This week's question: The NBA dismissed Minnesota Timberwolves guard Shabazz Muhammad, the No. 14 pick in April's draft, from the Rookie Transition Program for violating rules by bringing a female guest into his hotel room. Mario Chalmers and Darrell Arthur were similarly kicked out for having women and marijuana in their room in 2008. What would be the best and worst reasons for being booted from the program?

To avoid the gruesome, the worst reason for being kicked out of the program would have to do with being coerced by an active player speaking to the rookies. Whether drugs or the fairer sex were involved, the situation's largest blemish would be the involvement of someone entrusted by the Association to warn the rookies of potential dangers in the life of a professional athlete. The rookie(s) dismissal would be a subplot to the public relations fiasco of an older player — one who should know better, by all accounts — swaying a freshly minted NBA draftee into an act that would have him removed from an official program.

The best reason for conceivably being removed from the program would involve numerous women, excessive bottles of champagne, and adding gobs and gobs of bubble bath material to a jacuzzi, causing a massive overflow that spreads into the hallways and congests traffic throughout the entire floor. Bonus points for happening in a room on the first floor and making any unassuming lobby guest a very confused patron.

Getting kicked out of the Rookie Transition Program for any reason is inexcusable. Did nobody watch ESPN's special on broke athletes? The NBA is trying to help their future athletes through this program, so to be sent home? Incredibly disrespectful to the league that will soon be giving you a few million dollars.

However, if there was a "good" way to get kicked out Shabazz picked it. So maybe he did pick a beautiful lady over his job, but I think it's something everyone can relate to.

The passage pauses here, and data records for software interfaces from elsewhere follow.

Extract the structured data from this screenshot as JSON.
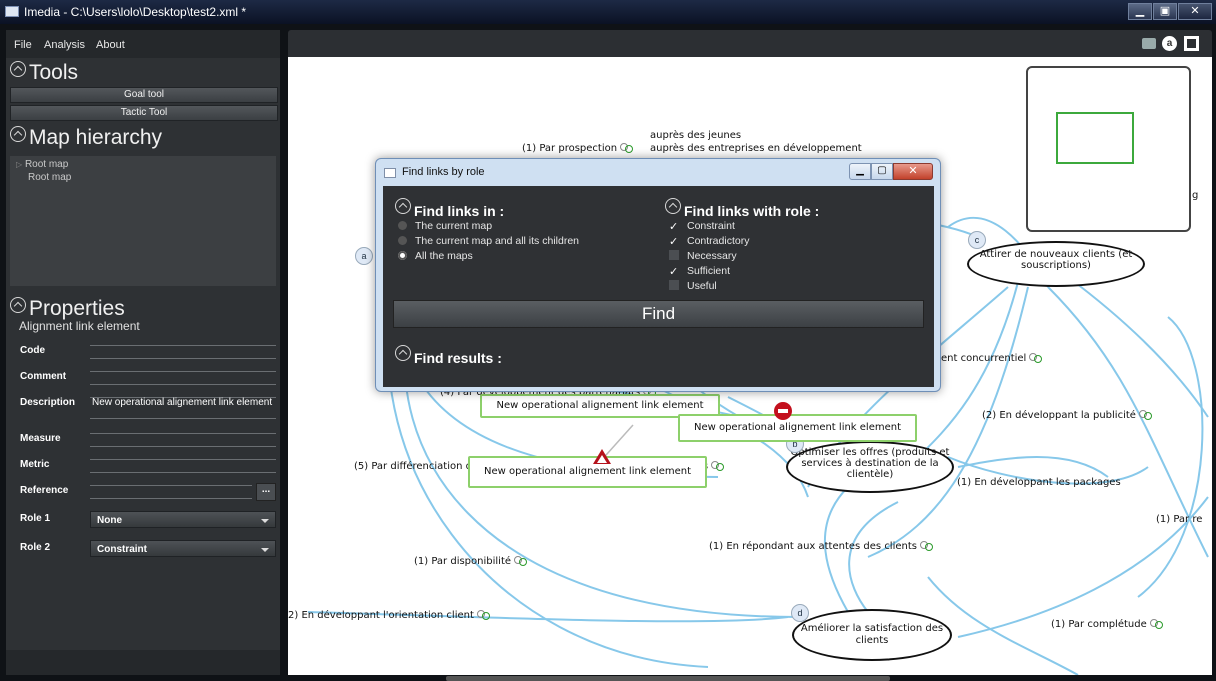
{
  "window": {
    "title": "Imedia - C:\\Users\\lolo\\Desktop\\test2.xml *"
  },
  "menu": [
    "File",
    "Analysis",
    "About"
  ],
  "tools": {
    "header": "Tools",
    "goal_tool": "Goal tool",
    "tactic_tool": "Tactic Tool"
  },
  "hierarchy": {
    "header": "Map hierarchy",
    "items": [
      "Root map",
      "Root map"
    ]
  },
  "properties": {
    "header": "Properties",
    "subtitle": "Alignment link element",
    "code": "Code",
    "comment": "Comment",
    "description_label": "Description",
    "description_value": "New operational alignement link element",
    "measure": "Measure",
    "metric": "Metric",
    "reference": "Reference",
    "reference_btn": "...",
    "role1_label": "Role 1",
    "role1_value": "None",
    "role2_label": "Role 2",
    "role2_value": "Constraint"
  },
  "canvas_toolbar": {
    "icons": [
      "camera-icon",
      "a-toggle-icon",
      "fit-icon"
    ],
    "badge": "a"
  },
  "map": {
    "texts": {
      "aupres_jeunes": "auprès des jeunes",
      "par_prospection": "(1) Par prospection",
      "aupres_entreprises": "auprès des entreprises en développement",
      "concurrentiel": "ent concurrentiel",
      "partenariats": "(4) Par développement des partenariats",
      "publicite": "(2) En développant la publicité",
      "differenciation": "(5) Par différenciation des offres et approches part typologie de clients",
      "packages": "(1) En développant les packages",
      "par_re": "(1) Par re",
      "repondant": "(1) En répondant aux attentes  des clients",
      "disponibilite": "(1) Par disponibilité",
      "orientation": "2) En développant l'orientation client",
      "completude": "(1) Par complétude",
      "edge_g": "g"
    },
    "goals": {
      "c_badge": "c",
      "c_text": "Attirer de nouveaux clients (et souscriptions)",
      "b_badge": "b",
      "b_text": "Optimiser les offres (produits et services à destination de la clientèle)",
      "d_badge": "d",
      "d_text": "Améliorer la satisfaction des clients",
      "a_badge": "a"
    },
    "alignment_boxes": [
      "New operational alignement link element",
      "New operational alignement link element",
      "New operational alignement link element"
    ]
  },
  "dialog": {
    "title": "Find links by role",
    "find_in_header": "Find links in :",
    "scopes": [
      "The current map",
      "The current map and all its children",
      "All the maps"
    ],
    "selected_scope": "All the maps",
    "role_header": "Find links with role :",
    "roles": [
      {
        "label": "Constraint",
        "checked": true
      },
      {
        "label": "Contradictory",
        "checked": true
      },
      {
        "label": "Necessary",
        "checked": false
      },
      {
        "label": "Sufficient",
        "checked": true
      },
      {
        "label": "Useful",
        "checked": false
      }
    ],
    "find_button": "Find",
    "results_header": "Find results :"
  }
}
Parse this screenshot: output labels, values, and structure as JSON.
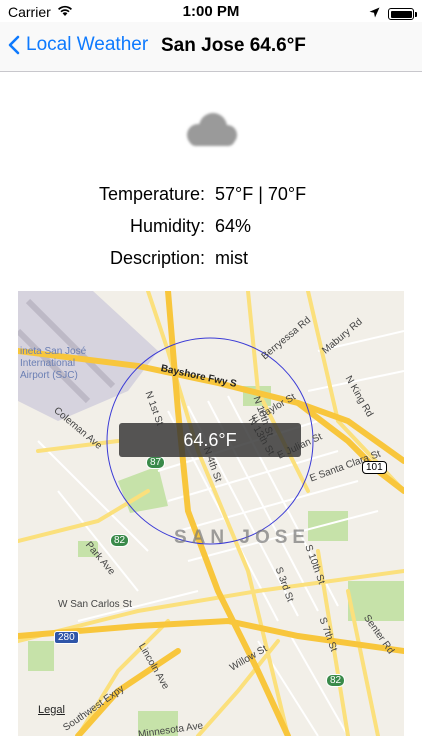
{
  "status_bar": {
    "carrier": "Carrier",
    "time": "1:00 PM"
  },
  "nav": {
    "back_label": "Local Weather",
    "title": "San Jose 64.6°F"
  },
  "weather": {
    "icon": "cloud-icon",
    "temperature_label": "Temperature:",
    "temperature_value": "57°F | 70°F",
    "humidity_label": "Humidity:",
    "humidity_value": "64%",
    "description_label": "Description:",
    "description_value": "mist"
  },
  "map": {
    "overlay_temp": "64.6°F",
    "city_label": "SAN JOSE",
    "legal": "Legal",
    "labels": {
      "airport_1": "ineta San José",
      "airport_2": "International",
      "airport_3": "Airport (SJC)",
      "bayshore": "Bayshore Fwy S",
      "berryessa": "Berryessa Rd",
      "mabury": "Mabury Rd",
      "n_king": "N King Rd",
      "e_taylor": "E Taylor St",
      "n_13th": "N 13th St",
      "e_julian": "E Julian St",
      "santa_clara": "E Santa Clara St",
      "n_1st": "N 1st St",
      "n_4th": "N 4th St",
      "n_10th": "N 10th St",
      "coleman": "Coleman Ave",
      "park_ave": "Park Ave",
      "w_san_carlos": "W San Carlos St",
      "lincoln": "Lincoln Ave",
      "willow": "Willow St",
      "s_3rd": "S 3rd St",
      "s_10th": "S 10th St",
      "s_7th": "S 7th St",
      "senter": "Senter Rd",
      "southwest_expy": "Southwest Expy",
      "minnesota": "Minnesota Ave",
      "shield_87": "87",
      "shield_82_a": "82",
      "shield_82_b": "82",
      "shield_101": "101",
      "shield_280": "280"
    },
    "colors": {
      "freeway": "#f8c63c",
      "arterial": "#fbe07c",
      "radius_circle": "#3b3bd6",
      "park": "#c6e2a9"
    }
  }
}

First off, for those of you who are gamblers, Muhammad had to be the clear favorite to be kicked out of the rookie transition program, with odds as low as 4/1. If a player is going to be kicked out of the program, he better go all out. It only lasts four days, so if a player gets kicked out for something minor that he could have easily waited for, then it looks sad. Muhammad will have to complete the program next year, and will face a fine, so a worst reason for having to suffer those consequences were if the not-allowed woman was a family member just visiting or if Muhammad missed a curfew (I'm not sure if they have curfews, just an example) for running out to buy allergy medicine. He can't be expected to think about basketball with itchy eyes. If he's going to break a rule, get something more out of it than allergy medicine.

If a player is going to suffer those consequences, make it worth it. He needs to say, "This sucks I have to do this again, but that was a hell of a time." Muhammad should have gotten a rapper who happen to be in the area, maybe Drake or Nas, to have a private concert in his room. He could have flown in the Minnesota Timberwolves dance team and mascot to come celebrate with him and don't even try to be sneaky about it. Go ahead and invite all the other rookies, veteran players there to speak to them and members of the NBA who are running the program. When the NBA officials go into the room to stop the party, they find the mascot working as a bouncer and asking for a $20 cover, Drake is in the middle of his song "Hold On We're Going Home," the dancers have turned the room into a rave and Muhammad is sitting around a table gambling with three businessmen and loses the his third-year salary and Flip Saunders' car in a bet.
Follow @BeatsDimesDrive on Twitter
Like Beats Dimes and Drives on Facebook

No comments:

Post a Comment